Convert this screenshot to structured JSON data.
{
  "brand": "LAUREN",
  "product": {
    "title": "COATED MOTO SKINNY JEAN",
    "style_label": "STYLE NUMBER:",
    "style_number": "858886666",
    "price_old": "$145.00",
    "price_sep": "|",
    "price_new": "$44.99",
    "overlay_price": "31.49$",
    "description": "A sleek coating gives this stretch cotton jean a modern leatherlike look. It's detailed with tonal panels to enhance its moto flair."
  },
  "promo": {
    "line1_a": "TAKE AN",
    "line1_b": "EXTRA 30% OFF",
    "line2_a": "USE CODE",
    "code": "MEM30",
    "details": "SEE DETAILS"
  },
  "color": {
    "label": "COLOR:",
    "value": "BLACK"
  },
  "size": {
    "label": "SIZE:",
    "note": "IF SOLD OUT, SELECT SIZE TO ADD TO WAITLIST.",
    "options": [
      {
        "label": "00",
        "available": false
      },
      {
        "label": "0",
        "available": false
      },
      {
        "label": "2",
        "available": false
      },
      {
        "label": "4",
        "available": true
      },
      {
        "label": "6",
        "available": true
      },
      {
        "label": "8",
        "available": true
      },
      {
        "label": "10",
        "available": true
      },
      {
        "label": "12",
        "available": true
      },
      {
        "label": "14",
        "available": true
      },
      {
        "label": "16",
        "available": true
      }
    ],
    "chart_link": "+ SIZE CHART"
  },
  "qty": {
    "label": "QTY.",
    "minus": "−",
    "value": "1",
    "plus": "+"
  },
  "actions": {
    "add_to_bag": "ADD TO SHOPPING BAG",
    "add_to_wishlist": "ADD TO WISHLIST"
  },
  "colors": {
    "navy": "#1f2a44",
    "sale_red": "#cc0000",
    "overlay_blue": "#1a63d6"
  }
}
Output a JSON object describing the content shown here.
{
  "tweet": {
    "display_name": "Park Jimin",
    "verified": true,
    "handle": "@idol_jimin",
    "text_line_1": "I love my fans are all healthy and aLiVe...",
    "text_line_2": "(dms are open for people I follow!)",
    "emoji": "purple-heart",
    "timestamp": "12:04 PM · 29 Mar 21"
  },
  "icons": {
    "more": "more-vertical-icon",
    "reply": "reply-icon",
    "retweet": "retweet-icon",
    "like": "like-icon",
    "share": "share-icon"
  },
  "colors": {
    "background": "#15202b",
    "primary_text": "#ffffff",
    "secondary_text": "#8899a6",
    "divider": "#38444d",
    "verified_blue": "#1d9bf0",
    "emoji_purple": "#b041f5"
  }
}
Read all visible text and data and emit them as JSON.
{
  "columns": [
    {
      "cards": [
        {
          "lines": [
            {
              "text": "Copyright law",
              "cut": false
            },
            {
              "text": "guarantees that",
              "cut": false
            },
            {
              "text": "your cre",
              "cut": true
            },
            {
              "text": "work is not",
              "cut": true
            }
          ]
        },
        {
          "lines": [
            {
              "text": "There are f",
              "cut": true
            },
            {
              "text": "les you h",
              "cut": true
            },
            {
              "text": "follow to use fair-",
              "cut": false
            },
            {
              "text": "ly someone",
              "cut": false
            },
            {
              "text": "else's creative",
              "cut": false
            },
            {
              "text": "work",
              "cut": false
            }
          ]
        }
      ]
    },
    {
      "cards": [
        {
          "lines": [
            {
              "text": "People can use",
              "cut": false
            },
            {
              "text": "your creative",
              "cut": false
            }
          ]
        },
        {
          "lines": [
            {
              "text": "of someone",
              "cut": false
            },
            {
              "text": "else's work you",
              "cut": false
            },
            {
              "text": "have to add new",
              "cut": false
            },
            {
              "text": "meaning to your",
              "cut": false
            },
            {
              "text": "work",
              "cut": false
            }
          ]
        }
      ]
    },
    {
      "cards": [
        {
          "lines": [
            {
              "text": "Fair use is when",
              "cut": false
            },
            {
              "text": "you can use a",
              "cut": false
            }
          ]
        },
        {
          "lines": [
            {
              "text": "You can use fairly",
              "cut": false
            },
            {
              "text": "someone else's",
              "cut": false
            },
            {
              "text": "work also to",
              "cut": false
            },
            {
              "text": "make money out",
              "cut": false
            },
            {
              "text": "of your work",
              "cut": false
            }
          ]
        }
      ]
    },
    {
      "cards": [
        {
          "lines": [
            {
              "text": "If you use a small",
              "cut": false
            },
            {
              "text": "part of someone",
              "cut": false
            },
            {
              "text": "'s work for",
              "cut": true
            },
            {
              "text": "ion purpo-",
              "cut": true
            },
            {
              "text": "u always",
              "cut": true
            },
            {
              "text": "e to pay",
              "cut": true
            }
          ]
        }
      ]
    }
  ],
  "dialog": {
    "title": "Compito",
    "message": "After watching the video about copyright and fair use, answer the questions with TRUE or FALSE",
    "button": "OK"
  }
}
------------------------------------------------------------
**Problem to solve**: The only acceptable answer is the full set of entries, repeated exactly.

**Result of the exercise**:
Convert this screenshot to structured JSON data.
{
  "brand": "LAUREN",
  "product": {
    "title": "COATED MOTO SKINNY JEAN",
    "style_label": "STYLE NUMBER:",
    "style_number": "858886666",
    "price_old": "$145.00",
    "price_sep": "|",
    "price_new": "$44.99",
    "overlay_price": "31.49$",
    "description": "A sleek coating gives this stretch cotton jean a modern leatherlike look. It's detailed with tonal panels to enhance its moto flair."
  },
  "promo": {
    "line1_a": "TAKE AN",
    "line1_b": "EXTRA 30% OFF",
    "line2_a": "USE CODE",
    "code": "MEM30",
    "details": "SEE DETAILS"
  },
  "color": {
    "label": "COLOR:",
    "value": "BLACK"
  },
  "size": {
    "label": "SIZE:",
    "note": "IF SOLD OUT, SELECT SIZE TO ADD TO WAITLIST.",
    "options": [
      {
        "label": "00",
        "available": false
      },
      {
        "label": "0",
        "available": false
      },
      {
        "label": "2",
        "available": false
      },
      {
        "label": "4",
        "available": true
      },
      {
        "label": "6",
        "available": true
      },
      {
        "label": "8",
        "available": true
      },
      {
        "label": "10",
        "available": true
      },
      {
        "label": "12",
        "available": true
      },
      {
        "label": "14",
        "available": true
      },
      {
        "label": "16",
        "available": true
      }
    ],
    "chart_link": "+ SIZE CHART"
  },
  "qty": {
    "label": "QTY.",
    "minus": "−",
    "value": "1",
    "plus": "+"
  },
  "actions": {
    "add_to_bag": "ADD TO SHOPPING BAG",
    "add_to_wishlist": "ADD TO WISHLIST"
  },
  "colors": {
    "navy": "#1f2a44",
    "sale_red": "#cc0000",
    "overlay_blue": "#1a63d6"
  }
}
Output a JSON object describing the content shown here.
{
  "tweet": {
    "display_name": "Park Jimin",
    "verified": true,
    "handle": "@idol_jimin",
    "text_line_1": "I love my fans are all healthy and aLiVe...",
    "text_line_2": "(dms are open for people I follow!)",
    "emoji": "purple-heart",
    "timestamp": "12:04 PM · 29 Mar 21"
  },
  "icons": {
    "more": "more-vertical-icon",
    "reply": "reply-icon",
    "retweet": "retweet-icon",
    "like": "like-icon",
    "share": "share-icon"
  },
  "colors": {
    "background": "#15202b",
    "primary_text": "#ffffff",
    "secondary_text": "#8899a6",
    "divider": "#38444d",
    "verified_blue": "#1d9bf0",
    "emoji_purple": "#b041f5"
  }
}
Read all visible text and data and emit them as JSON.
{
  "columns": [
    {
      "cards": [
        {
          "lines": [
            {
              "text": "Copyright law",
              "cut": false
            },
            {
              "text": "guarantees that",
              "cut": false
            },
            {
              "text": "your cre",
              "cut": true
            },
            {
              "text": "work is not",
              "cut": true
            }
          ]
        },
        {
          "lines": [
            {
              "text": "There are f",
              "cut": true
            },
            {
              "text": "les you h",
              "cut": true
            },
            {
              "text": "follow to use fair-",
              "cut": false
            },
            {
              "text": "ly someone",
              "cut": false
            },
            {
              "text": "else's creative",
              "cut": false
            },
            {
              "text": "work",
              "cut": false
            }
          ]
        }
      ]
    },
    {
      "cards": [
        {
          "lines": [
            {
              "text": "People can use",
              "cut": false
            },
            {
              "text": "your creative",
              "cut": false
            }
          ]
        },
        {
          "lines": [
            {
              "text": "of someone",
              "cut": false
            },
            {
              "text": "else's work you",
              "cut": false
            },
            {
              "text": "have to add new",
              "cut": false
            },
            {
              "text": "meaning to your",
              "cut": false
            },
            {
              "text": "work",
              "cut": false
            }
          ]
        }
      ]
    },
    {
      "cards": [
        {
          "lines": [
            {
              "text": "Fair use is when",
              "cut": false
            },
            {
              "text": "you can use a",
              "cut": false
            }
          ]
        },
        {
          "lines": [
            {
              "text": "You can use fairly",
              "cut": false
            },
            {
              "text": "someone else's",
              "cut": false
            },
            {
              "text": "work also to",
              "cut": false
            },
            {
              "text": "make money out",
              "cut": false
            },
            {
              "text": "of your work",
              "cut": false
            }
          ]
        }
      ]
    },
    {
      "cards": [
        {
          "lines": [
            {
              "text": "If you use a small",
              "cut": false
            },
            {
              "text": "part of someone",
              "cut": false
            },
            {
              "text": "'s work for",
              "cut": true
            },
            {
              "text": "ion purpo-",
              "cut": true
            },
            {
              "text": "u always",
              "cut": true
            },
            {
              "text": "e to pay",
              "cut": true
            }
          ]
        }
      ]
    }
  ],
  "dialog": {
    "title": "Compito",
    "message": "After watching the video about copyright and fair use, answer the questions with TRUE or FALSE",
    "button": "OK"
  }
}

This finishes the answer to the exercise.